The specific aims of this proposal wil address the next steps preparatory to Phase III safety and efficacy trials of AZI in the preterm population. This proposal will 1) characterize the multiple-dose pharmacokinetics (PK), tolerability, safety, and biologic effects of IV AZI in mechanically ventilated preterm neonates born 24-28 weeks gestation at high risk for Ureaplasma spp. respiratory tract colonization and subsequent development of BPD;2) conduct a multicenter, randomized, double-blind, placebo-controlled Phase IIb clinical trial to determine the safety and microbiological efficacy of a multiple dose course of intravenous AZI to eradicate respiratory tract Ureaplasma infection that might lead to physiologic BPD in preterm neonates;and 3) compare the pulmonary outcomes at 36 wk postmenstrual age and 6 months adjusted age in infants treated with AZI vs placebo.
Babies who are born prematurely with an infection with the bacteria Ureaplasma frequently develop a chronic lung condition caled bronchopulmonary dysplasia (BPD)(1). Currently, there are no effective therapies to treat this infection or prevent BPD in infected infants. This study will 1) evaluate the safety of and how the body processes the antibiotic azithromycin, 2) determine the effectiveness of a 3-day course of azithromycin in eliminating Ureaplasma infection from the lungs of preterm infants, and 3) compare the lung health outcomes of the infants treated with azithromycin with the outcomes of placebo-treated infants.
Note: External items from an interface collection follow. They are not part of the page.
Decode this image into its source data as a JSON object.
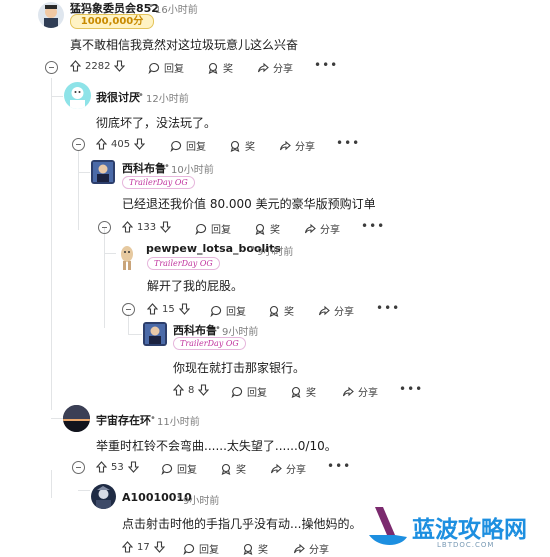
{
  "comments": [
    {
      "user": "猛犸象委员会852",
      "time": "16小时前",
      "badge": "1000,000分",
      "text": "真不敢相信我竟然对这垃圾玩意儿这么兴奋",
      "votes": "2282"
    },
    {
      "user": "我很讨厌",
      "time": "12小时前",
      "text": "彻底坏了，没法玩了。",
      "votes": "405"
    },
    {
      "user": "西科布鲁",
      "time": "10小时前",
      "flair": "TrailerDay OG",
      "text": "已经退还我价值 80.000 美元的豪华版预购订单",
      "votes": "133"
    },
    {
      "user": "pewpew_lotsa_boolits",
      "time": "9小时前",
      "flair": "TrailerDay OG",
      "text": "解开了我的屁股。",
      "votes": "15"
    },
    {
      "user": "西科布鲁",
      "time": "9小时前",
      "flair": "TrailerDay OG",
      "text": "你现在就打击那家银行。",
      "votes": "8"
    },
    {
      "user": "宇宙存在环",
      "time": "11小时前",
      "text": "举重时杠铃不会弯曲......太失望了......0/10。",
      "votes": "53"
    },
    {
      "user": "A10010010",
      "time": "9小时前",
      "text": "点击射击时他的手指几乎没有动...操他妈的。",
      "votes": "17"
    }
  ],
  "actions": {
    "reply": "回复",
    "award": "奖",
    "share": "分享",
    "more": "•••",
    "sep": "•"
  },
  "watermark": {
    "title": "蓝波攻略网",
    "url": "LBTDOC.COM"
  },
  "colors": {
    "link_accent": "#1d8fe0",
    "flair": "#c0329e"
  }
}
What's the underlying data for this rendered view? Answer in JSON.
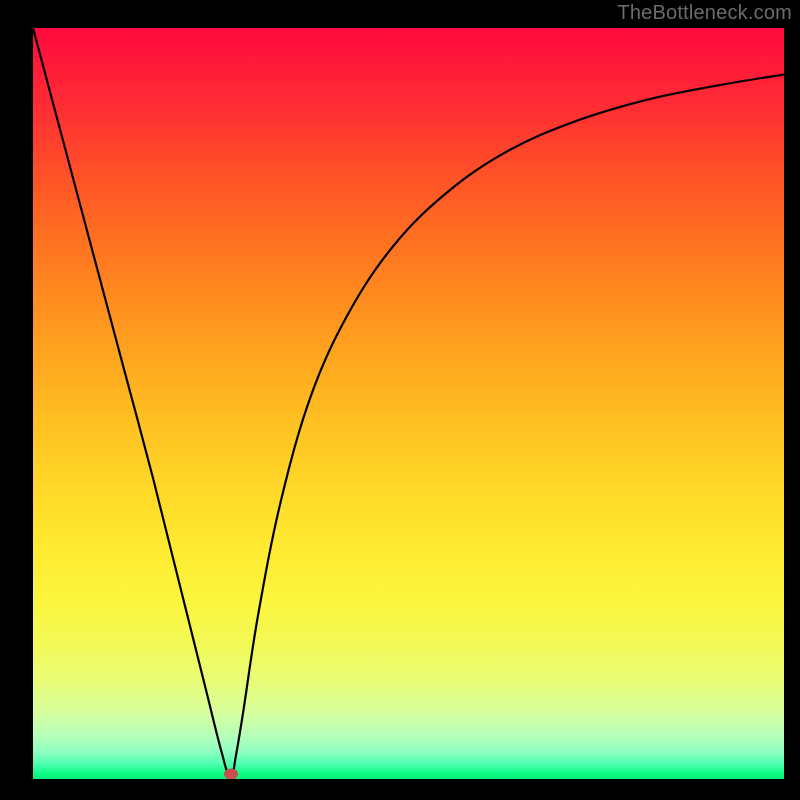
{
  "watermark": "TheBottleneck.com",
  "chart_data": {
    "type": "line",
    "title": "",
    "xlabel": "",
    "ylabel": "",
    "xlim": [
      0,
      100
    ],
    "ylim": [
      0,
      100
    ],
    "grid": false,
    "legend": false,
    "marker": {
      "x": 26.3,
      "y": 0.6,
      "color": "#c94f4f"
    },
    "series": [
      {
        "name": "curve",
        "color": "#000000",
        "x": [
          0,
          4,
          8,
          12,
          16,
          20,
          23,
          25,
          26.3,
          27,
          28,
          30,
          33,
          37,
          42,
          48,
          55,
          63,
          72,
          82,
          92,
          100
        ],
        "y": [
          100,
          85,
          70,
          55,
          40,
          24,
          12,
          4,
          0,
          3,
          9,
          22,
          37,
          51,
          62,
          71,
          78,
          83.5,
          87.5,
          90.5,
          92.5,
          93.8
        ]
      }
    ],
    "background_gradient": {
      "top": "#ff0a3e",
      "bottom": "#00f07a"
    }
  }
}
|Viscardi, Rose Marie (2014) Ureaplasma species: role in neonatal morbidities and outcomes. Arch Dis Child Fetal Neonatal Ed 99:F87-92|
|Viscardi, R M (2014) Pharmacological options for BPD prevention: steps for better clinical trial design. J Perinatol 34:656-7|